Top of The data

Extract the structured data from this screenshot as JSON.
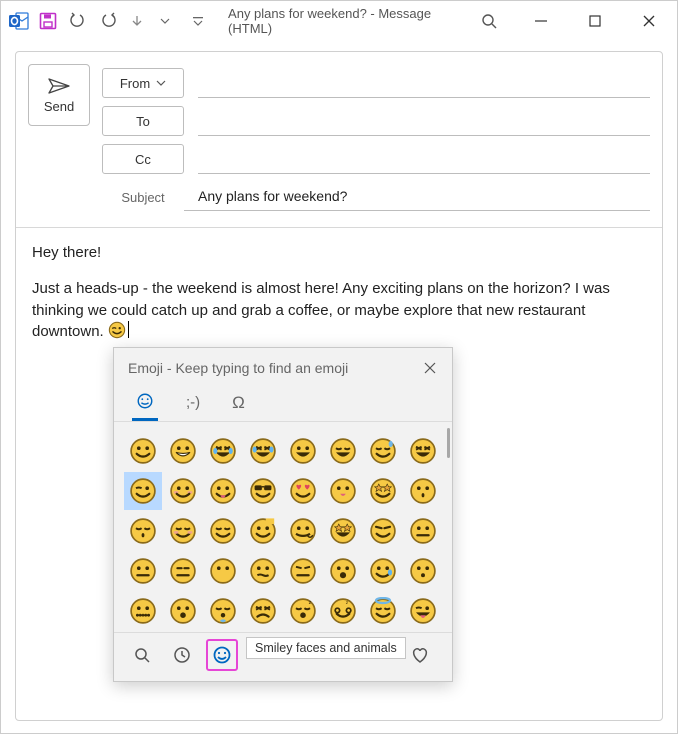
{
  "titlebar": {
    "window_title": "Any plans for weekend?  -  Message (HTML)"
  },
  "compose": {
    "send_label": "Send",
    "from_label": "From",
    "to_label": "To",
    "cc_label": "Cc",
    "subject_label": "Subject",
    "subject_value": "Any plans for weekend?"
  },
  "body": {
    "greeting": "Hey there!",
    "paragraph_prefix": "Just a heads-up - the weekend is almost here! Any exciting plans on the horizon? I was thinking we could catch up and grab a coffee, or maybe explore that new restaurant downtown. "
  },
  "emoji_panel": {
    "title": "Emoji - Keep typing to find an emoji",
    "tab_text": ";-)",
    "tooltip": "Smiley faces and animals",
    "selected_index": 8,
    "grid_count": 40
  },
  "colors": {
    "accent": "#0067c0",
    "magenta": "#e646d6",
    "emoji_face": "#f6c945",
    "emoji_stroke": "#8a6a1a"
  }
}
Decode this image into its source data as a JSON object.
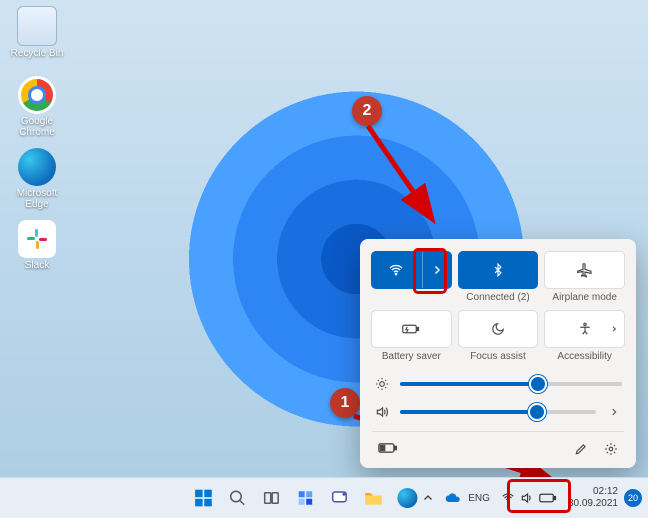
{
  "desktop_icons": [
    {
      "label": "Recycle Bin"
    },
    {
      "label": "Google Chrome"
    },
    {
      "label": "Microsoft Edge"
    },
    {
      "label": "Slack"
    }
  ],
  "panel": {
    "tiles": [
      {
        "id": "wifi",
        "label": "",
        "active": true,
        "expandable": true
      },
      {
        "id": "bluetooth",
        "label": "Connected (2)",
        "active": true
      },
      {
        "id": "airplane",
        "label": "Airplane mode",
        "active": false
      },
      {
        "id": "battery-saver",
        "label": "Battery saver",
        "active": false
      },
      {
        "id": "focus-assist",
        "label": "Focus assist",
        "active": false
      },
      {
        "id": "accessibility",
        "label": "Accessibility",
        "active": false,
        "expandable": true
      }
    ],
    "brightness_percent": 62,
    "volume_percent": 70
  },
  "tray": {
    "language": "ENG",
    "time": "02:12",
    "date": "30.09.2021",
    "notification_count": "20"
  },
  "annotations": [
    {
      "num": "1",
      "target": "tray-network-volume-battery"
    },
    {
      "num": "2",
      "target": "wifi-expand-button"
    }
  ],
  "colors": {
    "accent": "#0067c0",
    "annotation": "#d40000",
    "panel_bg": "#f5f3f1"
  }
}
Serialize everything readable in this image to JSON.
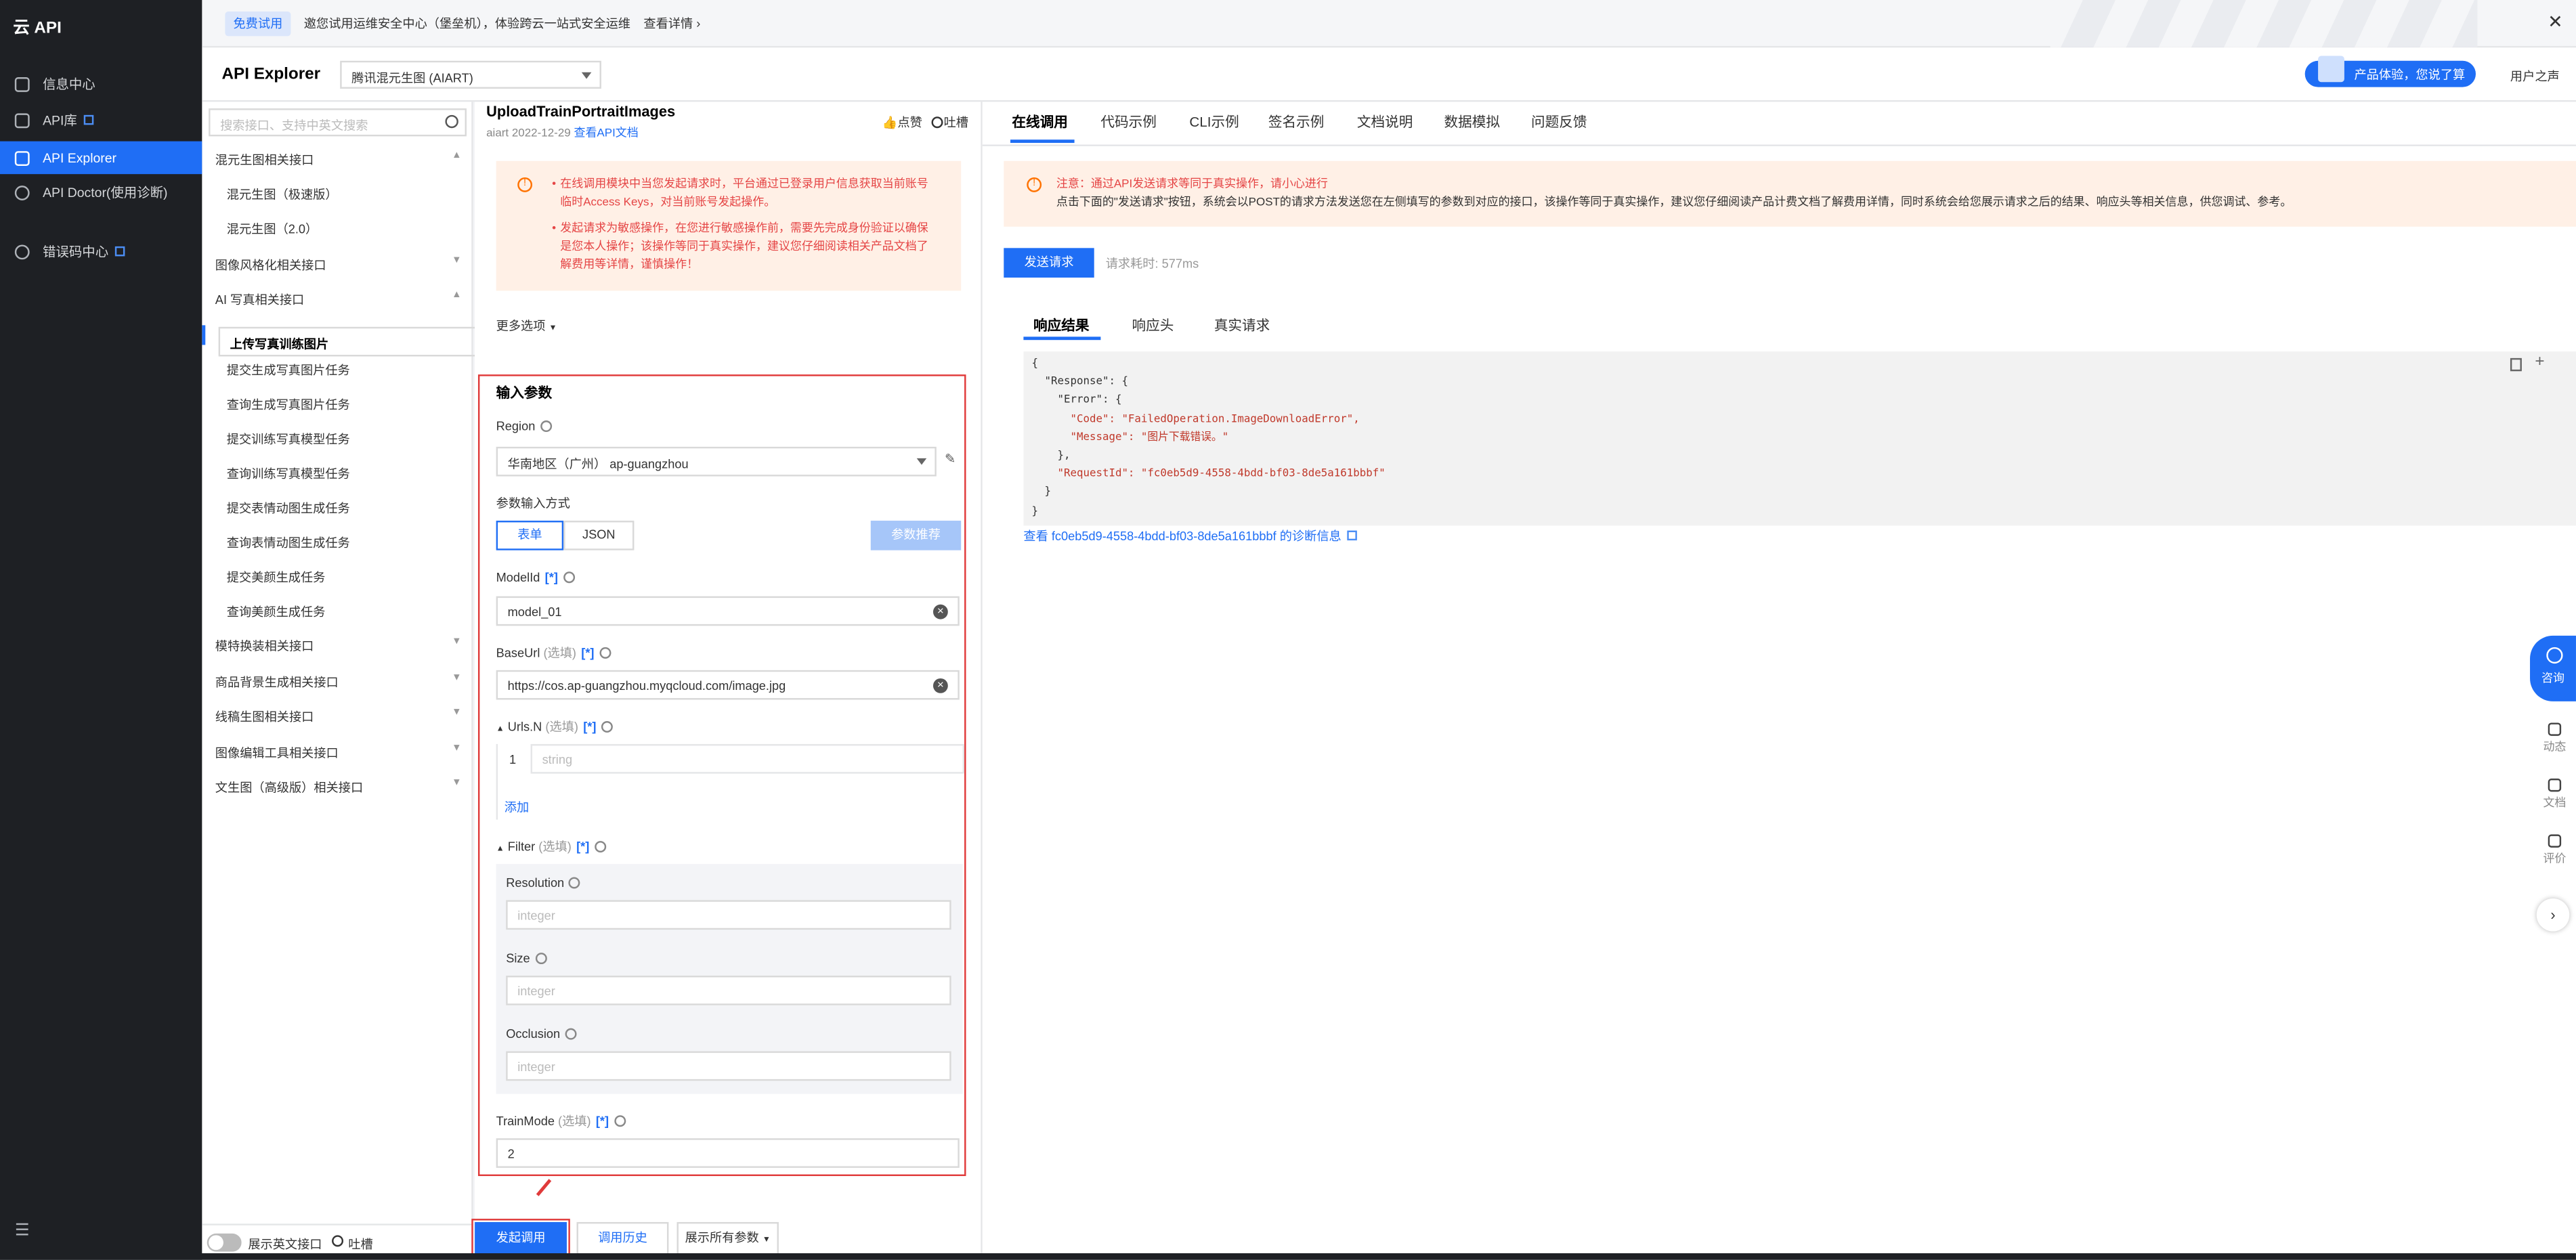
{
  "nav": {
    "logo": "云 API",
    "items": [
      {
        "label": "信息中心",
        "icon": "grid-icon"
      },
      {
        "label": "API库",
        "icon": "library-icon"
      },
      {
        "label": "API Explorer",
        "icon": "monitor-icon"
      },
      {
        "label": "API Doctor(使用诊断)",
        "icon": "doctor-icon"
      },
      {
        "label": "错误码中心",
        "icon": "info-icon"
      }
    ],
    "menu_icon": "menu-icon"
  },
  "banner": {
    "badge": "免费试用",
    "text": "邀您试用运维安全中心（堡垒机），体验跨云一站式安全运维",
    "link": "查看详情 ›",
    "close": "✕"
  },
  "header": {
    "title": "API Explorer",
    "product": "腾讯混元生图 (AIART)",
    "promo": "产品体验，您说了算",
    "voice": "用户之声"
  },
  "apilist": {
    "search_placeholder": "搜索接口、支持中英文搜索",
    "groups": [
      {
        "label": "混元生图相关接口",
        "arrow": "▲"
      },
      {
        "label": "混元生图（极速版）"
      },
      {
        "label": "混元生图（2.0）"
      },
      {
        "label": "图像风格化相关接口",
        "arrow": "▼"
      },
      {
        "label": "AI 写真相关接口",
        "arrow": "▲"
      },
      {
        "label": "上传写真训练图片"
      },
      {
        "label": "提交生成写真图片任务"
      },
      {
        "label": "查询生成写真图片任务"
      },
      {
        "label": "提交训练写真模型任务"
      },
      {
        "label": "查询训练写真模型任务"
      },
      {
        "label": "提交表情动图生成任务"
      },
      {
        "label": "查询表情动图生成任务"
      },
      {
        "label": "提交美颜生成任务"
      },
      {
        "label": "查询美颜生成任务"
      },
      {
        "label": "模特换装相关接口",
        "arrow": "▼"
      },
      {
        "label": "商品背景生成相关接口",
        "arrow": "▼"
      },
      {
        "label": "线稿生图相关接口",
        "arrow": "▼"
      },
      {
        "label": "图像编辑工具相关接口",
        "arrow": "▼"
      },
      {
        "label": "文生图（高级版）相关接口",
        "arrow": "▼"
      }
    ],
    "toggle_label": "展示英文接口",
    "feedback": "吐槽"
  },
  "mid": {
    "api_name": "UploadTrainPortraitImages",
    "api_date": "aiart 2022-12-29",
    "doc_link": "查看API文档",
    "like": "点赞",
    "complain": "吐槽",
    "warn1": "在线调用模块中当您发起请求时，平台通过已登录用户信息获取当前账号临时Access Keys，对当前账号发起操作。",
    "warn2": "发起请求为敏感操作，在您进行敏感操作前，需要先完成身份验证以确保是您本人操作；该操作等同于真实操作，建议您仔细阅读相关产品文档了解费用等详情，谨慎操作！",
    "more": "更多选项",
    "params_title": "输入参数",
    "region_label": "Region",
    "region_value": "华南地区（广州） ap-guangzhou",
    "input_mode": "参数输入方式",
    "mode_form": "表单",
    "mode_json": "JSON",
    "recommend": "参数推荐",
    "modelid_label": "ModelId",
    "tag": "[*]",
    "modelid_value": "model_01",
    "baseurl_label": "BaseUrl",
    "optional": "(选填)",
    "baseurl_value": "https://cos.ap-guangzhou.myqcloud.com/image.jpg",
    "urls_label": "Urls.N",
    "urls_index": "1",
    "urls_placeholder": "string",
    "add": "添加",
    "filter_label": "Filter",
    "resolution_label": "Resolution",
    "size_label": "Size",
    "occlusion_label": "Occlusion",
    "int_placeholder": "integer",
    "trainmode_label": "TrainMode",
    "trainmode_value": "2",
    "btn_invoke": "发起调用",
    "btn_history": "调用历史",
    "btn_show_all": "展示所有参数"
  },
  "right": {
    "tabs": [
      "在线调用",
      "代码示例",
      "CLI示例",
      "签名示例",
      "文档说明",
      "数据模拟",
      "问题反馈"
    ],
    "notice1": "注意：通过API发送请求等同于真实操作，请小心进行",
    "notice2": "点击下面的\"发送请求\"按钮，系统会以POST的请求方法发送您在左侧填写的参数到对应的接口，该操作等同于真实操作，建议您仔细阅读产品计费文档了解费用详情，同时系统会给您展示请求之后的结果、响应头等相关信息，供您调试、参考。",
    "send": "发送请求",
    "elapsed": "请求耗时: 577ms",
    "result_tabs": [
      "响应结果",
      "响应头",
      "真实请求"
    ],
    "code_lines": [
      "{",
      "  \"Response\": {",
      "    \"Error\": {",
      "      \"Code\": \"FailedOperation.ImageDownloadError\",",
      "      \"Message\": \"图片下载错误。\"",
      "    },",
      "    \"RequestId\": \"fc0eb5d9-4558-4bdd-bf03-8de5a161bbbf\"",
      "  }",
      "}"
    ],
    "diag_link": "查看 fc0eb5d9-4558-4bdd-bf03-8de5a161bbbf 的诊断信息"
  },
  "dock": {
    "consult": "咨询",
    "items": [
      "动态",
      "文档",
      "评价"
    ],
    "arrow": "›"
  }
}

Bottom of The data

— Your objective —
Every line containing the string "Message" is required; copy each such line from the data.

— Answer to this exercise —
    "window_title": "Any plans for weekend?  -  Message (HTML)"
      "      \"Message\": \"图片下载错误。\"",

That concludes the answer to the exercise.